§ Problem
Lines from the listing below that contain the string "JSON" are to be reported.

§ Extracted information
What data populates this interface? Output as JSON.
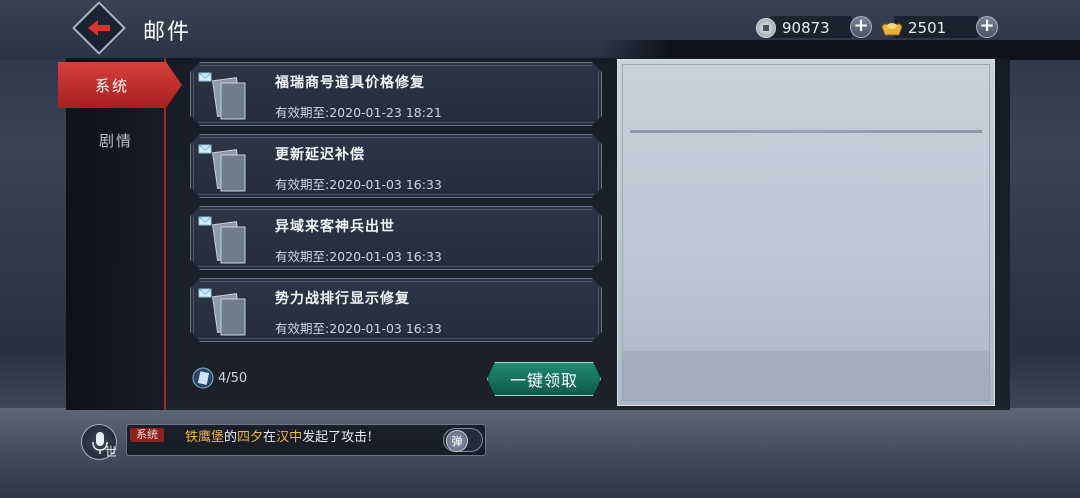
{
  "header": {
    "title": "邮件",
    "back_icon": "back-arrow-icon",
    "silver_amount": "90873",
    "gold_amount": "2501"
  },
  "sidebar": {
    "tabs": [
      {
        "label": "系统",
        "active": true
      },
      {
        "label": "剧情",
        "active": false
      }
    ]
  },
  "mail_list": {
    "items": [
      {
        "title": "福瑞商号道具价格修复",
        "expiry": "有效期至:2020-01-23 18:21"
      },
      {
        "title": "更新延迟补偿",
        "expiry": "有效期至:2020-01-03 16:33"
      },
      {
        "title": "异域来客神兵出世",
        "expiry": "有效期至:2020-01-03 16:33"
      },
      {
        "title": "势力战排行显示修复",
        "expiry": "有效期至:2020-01-03 16:33"
      }
    ],
    "count": "4/50",
    "claim_all_label": "一键领取"
  },
  "chat": {
    "channel": "系统",
    "world_label": "世",
    "message_parts": [
      "铁鹰堡",
      "的",
      "四夕",
      "在",
      "汉中",
      "发起了攻击!"
    ],
    "popup_label": "弹"
  },
  "colors": {
    "accent_red": "#c0302c",
    "claim_green": "#1f8a74",
    "highlight_gold": "#f0b73a"
  }
}
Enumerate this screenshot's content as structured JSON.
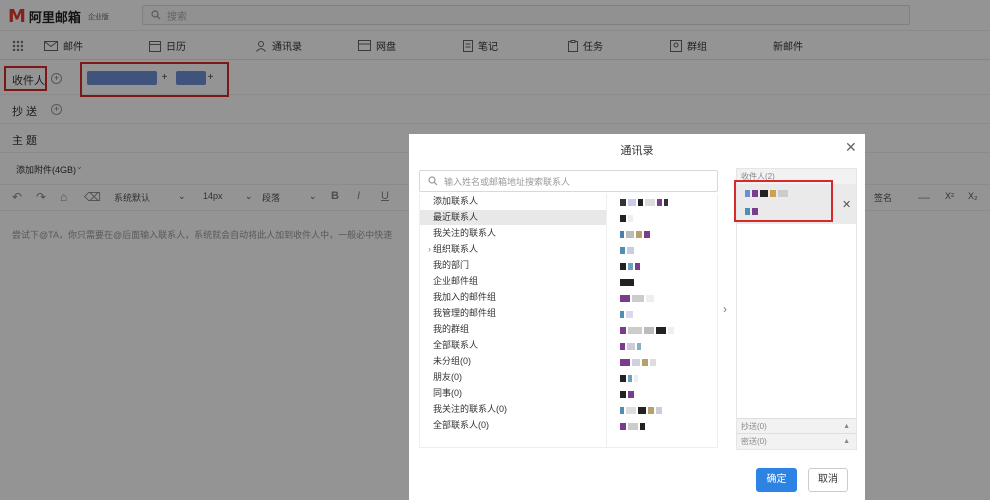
{
  "app": {
    "logo_letter": "M",
    "logo_name": "阿里邮箱",
    "edition": "企业版",
    "brand_color": "#e23a2e",
    "search_placeholder": "搜索"
  },
  "nav": {
    "items": [
      {
        "label": "邮件",
        "icon": "mail-icon"
      },
      {
        "label": "日历",
        "icon": "calendar-icon"
      },
      {
        "label": "通讯录",
        "icon": "contacts-icon"
      },
      {
        "label": "网盘",
        "icon": "drive-icon"
      },
      {
        "label": "笔记",
        "icon": "note-icon"
      },
      {
        "label": "任务",
        "icon": "task-icon"
      },
      {
        "label": "群组",
        "icon": "group-icon"
      },
      {
        "label": "新邮件",
        "icon": ""
      }
    ]
  },
  "compose": {
    "to_label": "收件人",
    "cc_label": "抄 送",
    "subject_label": "主 题",
    "attachment_label": "添加附件(4GB)",
    "font_family": "系统默认",
    "font_size": "14px",
    "paragraph": "段落",
    "signature": "签名",
    "body_placeholder": "尝试下@TA，你只需要在@后面输入联系人，系统就会自动将此人加到收件人中，一般必中快速"
  },
  "dialog": {
    "title": "通讯录",
    "search_placeholder": "输入姓名或邮箱地址搜索联系人",
    "groups": [
      "添加联系人",
      "最近联系人",
      "我关注的联系人",
      "组织联系人",
      "我的部门",
      "企业邮件组",
      "我加入的邮件组",
      "我管理的邮件组",
      "我的群组",
      "全部联系人",
      "未分组(0)",
      "朋友(0)",
      "同事(0)",
      "我关注的联系人(0)",
      "全部联系人(0)"
    ],
    "selected_group_index": 1,
    "recipients_header": "收件人(2)",
    "cc_header": "抄送(0)",
    "bcc_header": "密送(0)",
    "ok_label": "确定",
    "cancel_label": "取消",
    "accent_color": "#2d83e3"
  }
}
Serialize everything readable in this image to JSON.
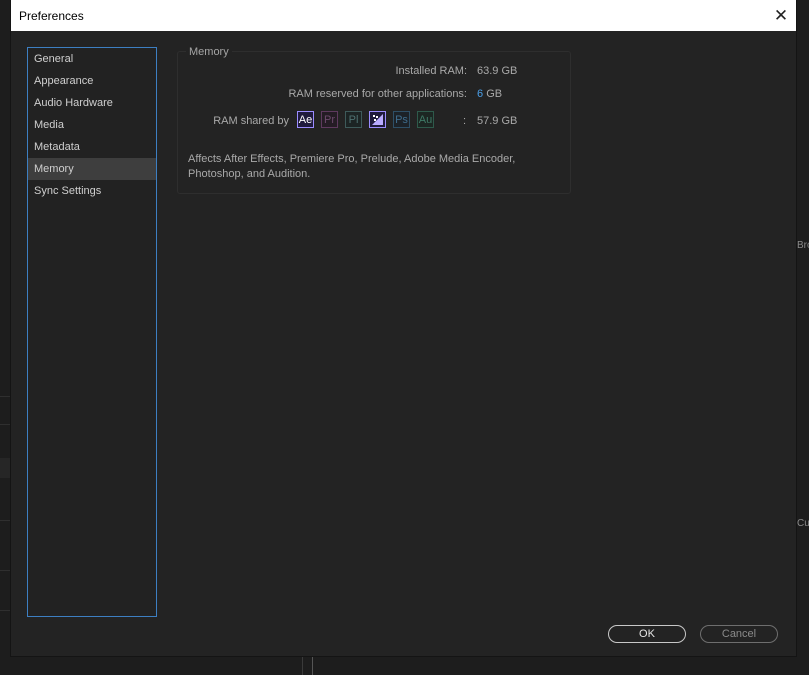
{
  "window": {
    "title": "Preferences"
  },
  "sidebar": {
    "items": [
      {
        "label": "General"
      },
      {
        "label": "Appearance"
      },
      {
        "label": "Audio Hardware"
      },
      {
        "label": "Media"
      },
      {
        "label": "Metadata"
      },
      {
        "label": "Memory",
        "active": true
      },
      {
        "label": "Sync Settings"
      }
    ]
  },
  "memory": {
    "group_title": "Memory",
    "installed_label": "Installed RAM:",
    "installed_value": "63.9 GB",
    "reserved_label": "RAM reserved for other applications:",
    "reserved_number": "6",
    "reserved_unit": "GB",
    "shared_label": "RAM shared by",
    "shared_colon": ":",
    "shared_value": "57.9 GB",
    "apps": [
      {
        "abbr": "Ae",
        "icon": "after-effects-icon"
      },
      {
        "abbr": "Pr",
        "icon": "premiere-pro-icon"
      },
      {
        "abbr": "Pl",
        "icon": "prelude-icon"
      },
      {
        "abbr": "",
        "icon": "media-encoder-icon"
      },
      {
        "abbr": "Ps",
        "icon": "photoshop-icon"
      },
      {
        "abbr": "Au",
        "icon": "audition-icon"
      }
    ],
    "note": "Affects After Effects, Premiere Pro, Prelude, Adobe Media Encoder, Photoshop, and Audition."
  },
  "buttons": {
    "ok": "OK",
    "cancel": "Cancel"
  },
  "background": {
    "right_text_1": "Bro",
    "right_text_2": "Cur"
  },
  "colors": {
    "accent": "#3d7fc2",
    "link": "#4a9fe8",
    "dialog_bg": "#232323"
  }
}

§ Answer section
What data populates this interface? Output as JSON.
Enumerate this screenshot's content as structured JSON.
Serialize everything readable in this image to JSON.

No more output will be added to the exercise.